Jobs aren’t easy to come by in a down economy. With layoffs continuing and companies hesitant to begin hiring workers, those who have been caught in corporate down-sizings often experience a wait of six months or longer before finally landing a new job. Particularly if the job seeker has additional gaps in his or her work history, knowing how to explain why these gaps occurred and what the worker was doing during that time becomes very important.
What to Do During Employment Gaps
During any gap in employment, the number one priority is to make finding a new job a full-time job in and of itself. However, the job seeker should also consider engaging in career-related tasks such as enrolling in job skills training courses, volunteer work, or freelancing. This will help answer the inevitable question asked by the employer during a job interview, “So what have you been doing during this time?”
How to Explain Job Gaps on a Resume
Employment gaps on a resume can be addressed in one of two ways:
- The job seeker can write a functional resume rather than the more common reverse chronological resume. The functional resume places job skills over and above consecutive work history.
- If the job seeker chooses to remain with a traditional reverse chronological resume, it is advisable to add a current work history section to fill in the gap with career-related skills and accomplishments including volunteer work, job skills training, or freelancing work during this interim period.
How to Explain Employment Gaps in a Cover Letter
The cover letter personalizes the job application package and highlights skills and accomplishments from previous positions. The job seeker does not have to address gaps in employment within the cover letter as skills accomplishments can be presented generically without reference to any given time frame. However the job applicant may, at his or her discretion, add current job training and career-related accomplishments inside the job gap.
How to Explain Job Gaps During an Interview
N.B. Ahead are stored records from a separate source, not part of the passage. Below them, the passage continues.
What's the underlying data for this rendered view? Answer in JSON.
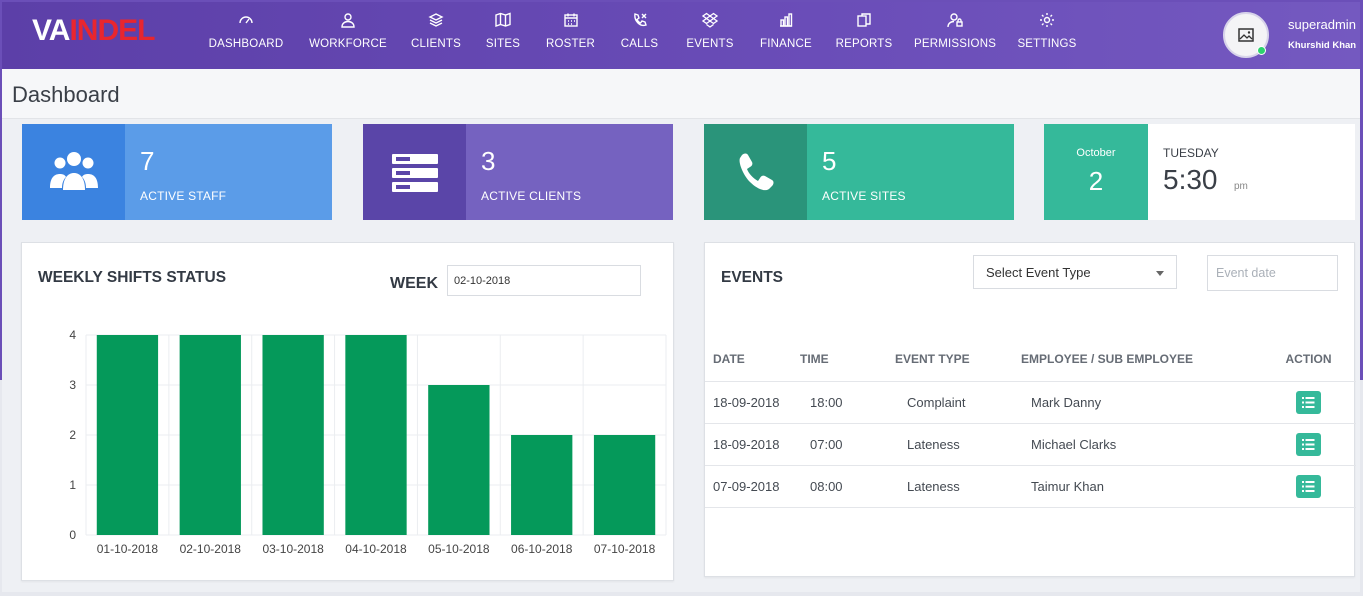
{
  "brand": {
    "part1": "VA",
    "part2": "INDEL"
  },
  "nav": [
    {
      "label": "DASHBOARD",
      "icon": "gauge-icon"
    },
    {
      "label": "WORKFORCE",
      "icon": "user-icon"
    },
    {
      "label": "CLIENTS",
      "icon": "layers-icon"
    },
    {
      "label": "SITES",
      "icon": "map-icon"
    },
    {
      "label": "ROSTER",
      "icon": "calendar-icon"
    },
    {
      "label": "CALLS",
      "icon": "phone-call-icon"
    },
    {
      "label": "EVENTS",
      "icon": "dropbox-icon"
    },
    {
      "label": "FINANCE",
      "icon": "bar-chart-icon"
    },
    {
      "label": "REPORTS",
      "icon": "copy-icon"
    },
    {
      "label": "PERMISSIONS",
      "icon": "user-lock-icon"
    },
    {
      "label": "SETTINGS",
      "icon": "gear-icon"
    }
  ],
  "user": {
    "name": "superadmin",
    "full_name": "Khurshid Khan"
  },
  "page": {
    "title": "Dashboard"
  },
  "stats": [
    {
      "count": "7",
      "label": "ACTIVE STAFF",
      "color": "#5b9ce8",
      "icon_bg": "#3b83e0",
      "icon": "users-icon"
    },
    {
      "count": "3",
      "label": "ACTIVE CLIENTS",
      "color": "#7562c0",
      "icon_bg": "#5a45a8",
      "icon": "server-icon"
    },
    {
      "count": "5",
      "label": "ACTIVE SITES",
      "color": "#35b99a",
      "icon_bg": "#2a947a",
      "icon": "phone-icon"
    }
  ],
  "date_card": {
    "month": "October",
    "day": "2",
    "weekday": "TUESDAY",
    "time": "5:30",
    "ampm": "pm"
  },
  "shifts": {
    "title": "WEEKLY SHIFTS STATUS",
    "week_label": "WEEK",
    "week_value": "02-10-2018"
  },
  "chart_data": {
    "type": "bar",
    "categories": [
      "01-10-2018",
      "02-10-2018",
      "03-10-2018",
      "04-10-2018",
      "05-10-2018",
      "06-10-2018",
      "07-10-2018"
    ],
    "values": [
      4,
      4,
      4,
      4,
      3,
      2,
      2
    ],
    "ylim": [
      0,
      4
    ],
    "yticks": [
      "0",
      "1",
      "2",
      "3",
      "4"
    ],
    "grid": true,
    "bar_color": "#05995a"
  },
  "events": {
    "title": "EVENTS",
    "select_placeholder": "Select Event Type",
    "date_placeholder": "Event date",
    "columns": [
      "DATE",
      "TIME",
      "EVENT TYPE",
      "EMPLOYEE / SUB EMPLOYEE",
      "ACTION"
    ],
    "rows": [
      {
        "date": "18-09-2018",
        "time": "18:00",
        "type": "Complaint",
        "employee": "Mark Danny"
      },
      {
        "date": "18-09-2018",
        "time": "07:00",
        "type": "Lateness",
        "employee": "Michael Clarks"
      },
      {
        "date": "07-09-2018",
        "time": "08:00",
        "type": "Lateness",
        "employee": "Taimur Khan"
      }
    ]
  }
}
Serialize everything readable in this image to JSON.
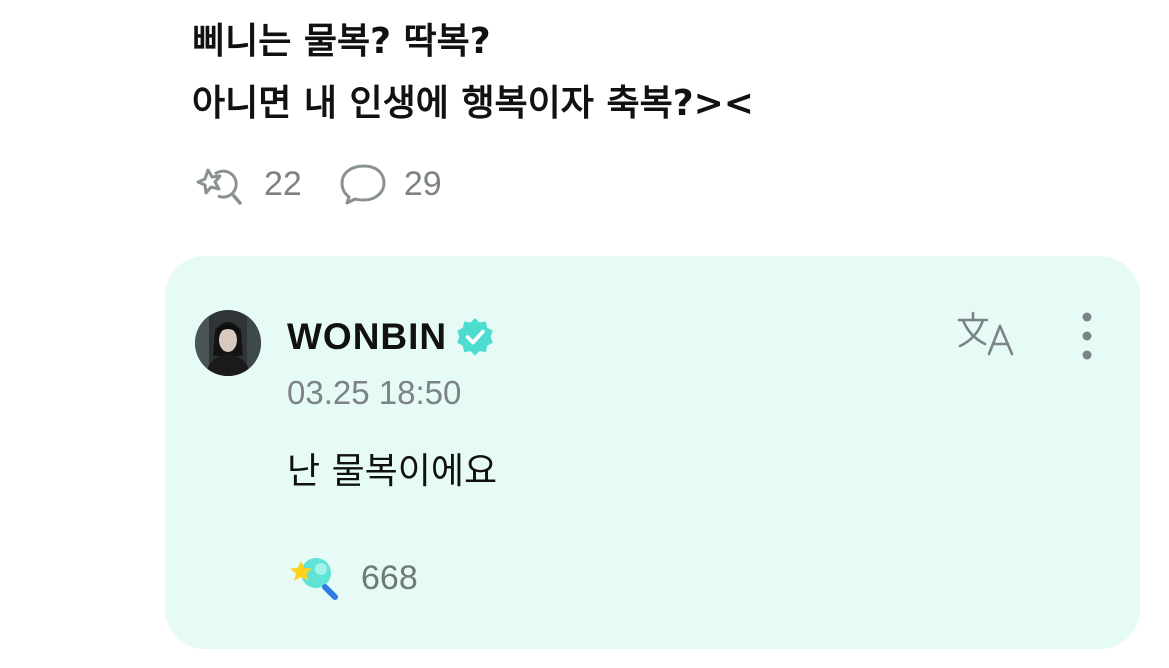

Whether the person has presented to the employer a functional or reverse chronological resume, the question of what the candidate has been doing during the employment gap is inevitably asked. Telling the truth is paramount here – the worst thing that can happen is to be caught in a fib. The candidate should
- evoke sympathy by telling the employer he or she really liked the previous job, but unfortunately mass layoffs occurred and entire departments were cut
- tell the employer of job skills training, volunteer work, and freelancing work performed inside the employment gap
- ensure the employer that he or she has taken every possible measure to seek gainful employment
Bottom Line on How to Explain Employment Gaps
Bottom line, many workers today have one or more gaps ranging from 3 to 6 months or longer. Though employers may recognize the severity of the economic downturn and the difficulty in finding jobs, they still want to know why the candidate has a gap in his or her job history and what the person was doing inside the gap. Learning how to explain employment gaps eases the mind of the employer and increases the chances for landing a new job.